Given entries:
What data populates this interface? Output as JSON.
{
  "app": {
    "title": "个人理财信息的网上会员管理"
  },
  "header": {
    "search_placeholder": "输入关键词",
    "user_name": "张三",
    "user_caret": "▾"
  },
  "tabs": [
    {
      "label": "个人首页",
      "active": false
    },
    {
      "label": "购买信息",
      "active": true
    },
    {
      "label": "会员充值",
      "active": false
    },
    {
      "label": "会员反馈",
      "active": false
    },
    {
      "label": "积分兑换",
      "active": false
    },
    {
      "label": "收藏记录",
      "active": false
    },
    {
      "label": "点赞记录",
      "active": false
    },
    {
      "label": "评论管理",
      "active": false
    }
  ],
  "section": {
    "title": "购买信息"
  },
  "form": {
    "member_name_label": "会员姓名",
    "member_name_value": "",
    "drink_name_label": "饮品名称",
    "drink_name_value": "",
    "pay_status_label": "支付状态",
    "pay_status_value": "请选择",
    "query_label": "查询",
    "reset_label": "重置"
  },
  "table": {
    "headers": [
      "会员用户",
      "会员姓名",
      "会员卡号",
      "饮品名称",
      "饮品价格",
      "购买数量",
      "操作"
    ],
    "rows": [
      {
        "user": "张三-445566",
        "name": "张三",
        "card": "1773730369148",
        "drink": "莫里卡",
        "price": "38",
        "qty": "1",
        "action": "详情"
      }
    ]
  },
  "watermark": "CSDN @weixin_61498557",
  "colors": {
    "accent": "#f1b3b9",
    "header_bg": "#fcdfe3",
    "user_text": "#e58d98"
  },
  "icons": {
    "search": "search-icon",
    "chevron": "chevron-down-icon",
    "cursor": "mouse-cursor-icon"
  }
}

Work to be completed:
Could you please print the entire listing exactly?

Task response:
What data populates this interface? Output as JSON.
{
  "app": {
    "title": "个人理财信息的网上会员管理"
  },
  "header": {
    "search_placeholder": "输入关键词",
    "user_name": "张三",
    "user_caret": "▾"
  },
  "tabs": [
    {
      "label": "个人首页",
      "active": false
    },
    {
      "label": "购买信息",
      "active": true
    },
    {
      "label": "会员充值",
      "active": false
    },
    {
      "label": "会员反馈",
      "active": false
    },
    {
      "label": "积分兑换",
      "active": false
    },
    {
      "label": "收藏记录",
      "active": false
    },
    {
      "label": "点赞记录",
      "active": false
    },
    {
      "label": "评论管理",
      "active": false
    }
  ],
  "section": {
    "title": "购买信息"
  },
  "form": {
    "member_name_label": "会员姓名",
    "member_name_value": "",
    "drink_name_label": "饮品名称",
    "drink_name_value": "",
    "pay_status_label": "支付状态",
    "pay_status_value": "请选择",
    "query_label": "查询",
    "reset_label": "重置"
  },
  "table": {
    "headers": [
      "会员用户",
      "会员姓名",
      "会员卡号",
      "饮品名称",
      "饮品价格",
      "购买数量",
      "操作"
    ],
    "rows": [
      {
        "user": "张三-445566",
        "name": "张三",
        "card": "1773730369148",
        "drink": "莫里卡",
        "price": "38",
        "qty": "1",
        "action": "详情"
      }
    ]
  },
  "watermark": "CSDN @weixin_61498557",
  "colors": {
    "accent": "#f1b3b9",
    "header_bg": "#fcdfe3",
    "user_text": "#e58d98"
  },
  "icons": {
    "search": "search-icon",
    "chevron": "chevron-down-icon",
    "cursor": "mouse-cursor-icon"
  }
}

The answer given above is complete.